But in summer the best tables are surely those set out on the stoep or on the terrace shaded by towering oak trees. Seated at either, you’ll find the hustle of town is perfectly drowned out by the rushing Eerste River that runs just beyond the restaurant’s lawns.
Over the years the menu has equally evolved for the contemporary diner, without forgetting the past. Regulars will be happy to know that classic dishes such as Meraai se hoenderpie and Koekie se kerrie bredie are still going strong, but alongside these boerekos plates is a menu of unfussy bistro-style cuisine that whisks together local flavours and international inspiration. Think traditional lamb ribs served with a rocket and mint salsa or a fresh garden salad given a South African biltong twist. Main courses? They run from apricot-glazed pork belly to generous prime cuts of beef. The wines? Almost entirely from Stellenbosch, of course, except for a few cellars with a connection to the owners.

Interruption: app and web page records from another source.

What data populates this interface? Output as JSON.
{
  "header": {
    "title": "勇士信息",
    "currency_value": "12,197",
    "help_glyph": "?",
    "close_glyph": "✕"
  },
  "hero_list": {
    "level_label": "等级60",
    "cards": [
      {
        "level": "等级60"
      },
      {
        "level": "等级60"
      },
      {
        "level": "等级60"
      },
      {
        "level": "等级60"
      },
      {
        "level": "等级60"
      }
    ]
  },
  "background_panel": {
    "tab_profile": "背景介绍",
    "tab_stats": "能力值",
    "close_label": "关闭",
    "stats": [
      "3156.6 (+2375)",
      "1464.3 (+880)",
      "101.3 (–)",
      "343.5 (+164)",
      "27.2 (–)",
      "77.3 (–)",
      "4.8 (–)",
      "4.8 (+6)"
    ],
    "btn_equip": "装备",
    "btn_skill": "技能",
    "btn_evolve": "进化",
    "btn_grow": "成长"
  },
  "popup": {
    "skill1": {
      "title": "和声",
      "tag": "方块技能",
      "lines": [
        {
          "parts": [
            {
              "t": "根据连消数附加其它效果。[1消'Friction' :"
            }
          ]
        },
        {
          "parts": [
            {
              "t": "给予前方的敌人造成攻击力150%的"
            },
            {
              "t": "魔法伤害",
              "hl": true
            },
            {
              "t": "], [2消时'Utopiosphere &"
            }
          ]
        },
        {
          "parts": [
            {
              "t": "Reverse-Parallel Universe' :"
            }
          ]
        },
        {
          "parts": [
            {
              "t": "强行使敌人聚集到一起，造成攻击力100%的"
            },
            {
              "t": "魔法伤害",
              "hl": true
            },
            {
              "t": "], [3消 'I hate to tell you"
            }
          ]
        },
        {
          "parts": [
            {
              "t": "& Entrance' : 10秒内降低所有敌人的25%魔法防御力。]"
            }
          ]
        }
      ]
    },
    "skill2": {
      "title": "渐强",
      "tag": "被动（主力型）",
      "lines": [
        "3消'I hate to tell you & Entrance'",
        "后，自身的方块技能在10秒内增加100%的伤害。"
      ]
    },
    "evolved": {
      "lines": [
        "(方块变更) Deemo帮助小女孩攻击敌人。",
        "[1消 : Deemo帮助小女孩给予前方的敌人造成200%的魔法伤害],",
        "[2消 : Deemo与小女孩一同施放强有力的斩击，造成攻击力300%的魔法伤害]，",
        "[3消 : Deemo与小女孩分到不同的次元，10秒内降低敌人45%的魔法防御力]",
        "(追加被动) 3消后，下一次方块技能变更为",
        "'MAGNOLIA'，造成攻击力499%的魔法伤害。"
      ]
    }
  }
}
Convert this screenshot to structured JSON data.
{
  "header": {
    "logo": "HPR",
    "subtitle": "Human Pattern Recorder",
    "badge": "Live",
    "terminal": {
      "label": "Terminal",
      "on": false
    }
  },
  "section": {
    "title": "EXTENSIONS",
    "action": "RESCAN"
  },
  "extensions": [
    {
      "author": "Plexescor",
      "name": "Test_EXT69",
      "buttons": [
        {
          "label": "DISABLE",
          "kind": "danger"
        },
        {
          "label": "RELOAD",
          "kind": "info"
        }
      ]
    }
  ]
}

And if you need one more sign that De Volkskombuis has embraced the zeitgeist, look no further than the chickpea curry, served with tofu and vegan yoghurt. From the decor to the menu, make no mistake: De Volkskombuis keeps moving with the spirit of the times.
Italian classic: Decameron
If the walls of Decameron restaurant could talk, they’d surely have a few tales to tell. And perhaps that’s only fitting. The restaurant is named after Il Decameron, a collection of short stories written in the 14th century by Italian author Giovanni Boccaccio. In the book, 10 people flee the plague and escape to a villa outside Florence. Here they spend 10 days trading tales that range from the tragic to the titillating. It is considered a masterpiece of Italian literature. And, on a bustling evening in Mario Ladu’s restaurant, it’s not hard to imagine tales being swopped across the tables.
Decameron opened in 1987 when Mario decided to swap a career in winery engineering for the restaurant trade. His formula of old-school hospitality and authentic Italian cooking was a hit and the restaurant was soon playing host to a passing parade of the town’s business luminaries. For decades it has been where captains of industry and savvy financiers meet to talk, network and toast a sealed deal.
In fact, Decameron might be home to the most famous corner table in the Cape. It’s a simple seat, hemmed in by banquettes and surrounded by the Renaissance-style art that graces much of the walls. It’s here, at this humble table, that Stellenbosch business stalwart Anton Rupert loved to dine. Midweek for business deals, Sundays for family lunches alongside his wife and children. For generations of Eikestad locals it is a space of family memories, from first dates and engagement dinners to graduation celebrations and funeral wakes.
But that nostalgia and loyalty rest squarely on the exceptional food that has kept locals – and tourists – coming back year after year, decade after decade. Mario puts Decameron’s enduring popularity down to “enthusiasm and lots of hard work”, alongside a passion for sourcing quality ingredients. “In all the years I’ve never sold anything that I don’t like. It’s all my design and all my doing.”
Aside from the prices, the menu has changed little in the past 35 years and regulars still swear by the signature plates. Mushrooms al Forno, baked with garlic butter, mozzarella and Parmesan. Sirloin Tagliata, done ‘Italian style’ in a searing hot pan, then sliced and served on a bed of rocket. Of course, there’s an extensive pasta menu and wood-fired pizzas too, but the simple Italian plates are the best. The carpaccio – of fresh fish or matured sir- loin – is Mario’s current favourite.
“We have tried to take some other dishes off the menu, but the regulars just won’t let us. And so,” he says with a sigh of resignation, “they are back.”
And, no doubt, they’re there to stay.